=== Begin Enclosure ===

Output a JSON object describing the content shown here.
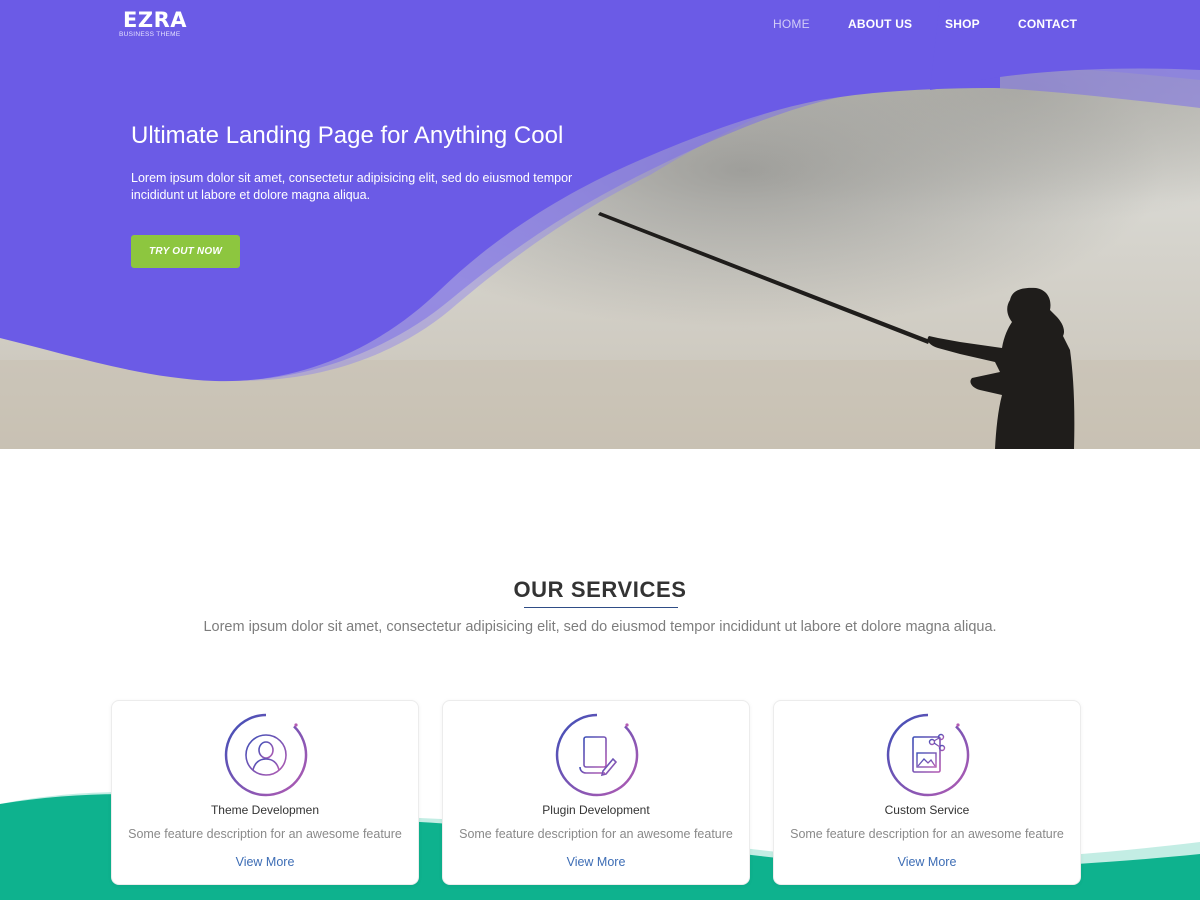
{
  "brand": {
    "name": "EZRA",
    "tagline": "BUSINESS THEME"
  },
  "nav": {
    "items": [
      {
        "label": "HOME",
        "active": true
      },
      {
        "label": "ABOUT US",
        "active": false
      },
      {
        "label": "SHOP",
        "active": false
      },
      {
        "label": "CONTACT",
        "active": false
      }
    ]
  },
  "hero": {
    "title": "Ultimate Landing Page for Anything Cool",
    "description": "Lorem ipsum dolor sit amet, consectetur adipisicing elit, sed do eiusmod tempor incididunt ut labore et dolore magna aliqua.",
    "button_label": "TRY OUT NOW"
  },
  "services": {
    "title": "OUR SERVICES",
    "description": "Lorem ipsum dolor sit amet, consectetur adipisicing elit, sed do eiusmod tempor incididunt ut labore et dolore magna aliqua.",
    "cards": [
      {
        "icon": "user-icon",
        "title": "Theme Developmen",
        "description": "Some feature description for an awesome feature",
        "link": "View More"
      },
      {
        "icon": "scroll-document-icon",
        "title": "Plugin Development",
        "description": "Some feature description for an awesome feature",
        "link": "View More"
      },
      {
        "icon": "image-file-icon",
        "title": "Custom Service",
        "description": "Some feature description for an awesome feature",
        "link": "View More"
      }
    ]
  },
  "colors": {
    "hero_purple": "#6b5be6",
    "button_green": "#8dc63f",
    "wave_teal": "#0eb28e",
    "link_blue": "#3d6db5",
    "icon_gradient_start": "#3d4fb7",
    "icon_gradient_end": "#b45bb2"
  }
}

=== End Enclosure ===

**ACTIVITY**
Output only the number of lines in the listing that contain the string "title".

**RESPONSE AREA**
5